Madness vs. Melancholia

One of the most controversial questions surrounding William Shakespeare's tragedy, Hamlet, is whether or not the character was in fact haunted by madness or just acting it. His continuous use of melancholia leaves us as the audience, to ponder upon the true madness of Hamlet.

"Hamlet" is a story about fratricide, madness, melancholia and a constant change of attitudes and emotions.

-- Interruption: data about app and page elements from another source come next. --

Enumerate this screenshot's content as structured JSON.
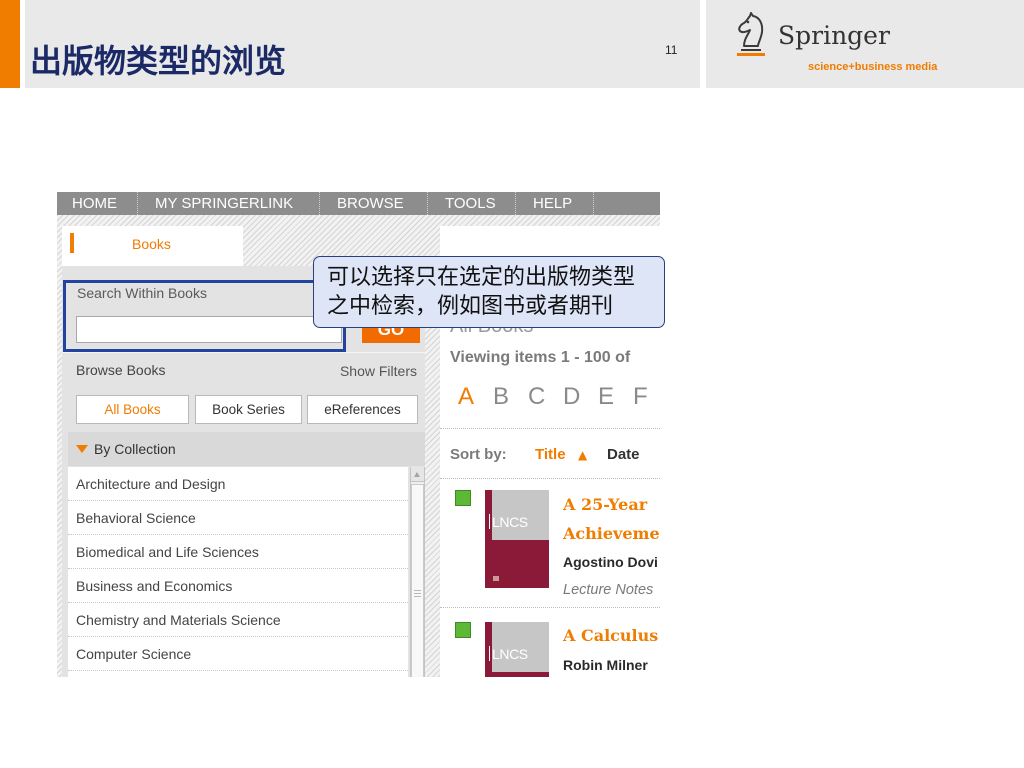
{
  "slide": {
    "title": "出版物类型的浏览",
    "page_number": "11",
    "logo": {
      "icon": "knight-icon",
      "wordmark": "Springer",
      "tagline": "science+business media"
    }
  },
  "colors": {
    "accent_orange": "#f07c00",
    "title_navy": "#1b2a66",
    "header_gray": "#e9e9e9",
    "highlight_blue": "#23449e",
    "callout_fill": "#dde5f6",
    "nav_gray": "#8d8d8d",
    "access_green": "#5cb836",
    "cover_maroon": "#8a1a38"
  },
  "callout": {
    "lines": [
      "可以选择只在选定的出版物类型",
      "之中检索，例如图书或者期刊"
    ]
  },
  "springerlink": {
    "nav": [
      "HOME",
      "MY SPRINGERLINK",
      "BROWSE",
      "TOOLS",
      "HELP"
    ],
    "active_tab": "Books",
    "search": {
      "label": "Search Within Books",
      "value": "",
      "button": "GO"
    },
    "browse": {
      "title": "Browse Books",
      "show_filters": "Show Filters",
      "type_buttons": [
        "All Books",
        "Book Series",
        "eReferences"
      ],
      "selected_type_index": 0
    },
    "collection": {
      "header": "By Collection",
      "expanded": true,
      "items": [
        "Architecture and Design",
        "Behavioral Science",
        "Biomedical and Life Sciences",
        "Business and Economics",
        "Chemistry and Materials Science",
        "Computer Science"
      ]
    },
    "results": {
      "heading": "All Books",
      "viewing": "Viewing items 1 - 100 of",
      "letters": [
        "A",
        "B",
        "C",
        "D",
        "E",
        "F"
      ],
      "selected_letter_index": 0,
      "sort": {
        "label": "Sort by:",
        "options": [
          {
            "label": "Title",
            "indicator": "▲",
            "active": true
          },
          {
            "label": "Date",
            "active": false
          }
        ]
      },
      "items": [
        {
          "cover_label": "LNCS",
          "title_lines": [
            "A 25-Year",
            "Achieveme"
          ],
          "author": "Agostino Dovi",
          "series": "Lecture Notes"
        },
        {
          "cover_label": "LNCS",
          "title_lines": [
            "A Calculus"
          ],
          "author": "Robin Milner"
        }
      ]
    }
  }
}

His madness and melancholia range to different heights through the use of actions, movement and language. But this cannot prove whether or not Hamlet was mad, sane or suffering from a profound emotional depression. Hamlet's idea of assembling a staged play to defy the guilt set inside his uncle Claudius was an intelligent act. Further more, Hamlet's executed madness is shown to be none the less played with lines such as "I am but mad north-north-west. When the wind is southerly, I know a hawk from a handsaw."(

Hamlet, Prince of Denmark, 2.2.340).

Madness vs. Melancholia can be defined as two different emotions. Madness is the quality or condition of being insane. Melancholia, however, is diametrically opposed to that of Madness, where it is characterised by severe depression which is shown through the emotion displayed at the death of Hamlet's father. Thus it rests upon the apprehension of the two directors to illustrate these emotions in a suitable way that best portrays Hamlet. "It will be your and the director's responsibility to decide the quantity and quality of personality characteristics necessary for the development of character."

(Acting In Person and In Style, Pg 162)

Two examples of the different notions that can be portrayed, is that of Franco Zeffirelli's and Laurence Olivier's Hamlet where madness and melancholia compete against one another with one achieving much stronger dramatic meaning...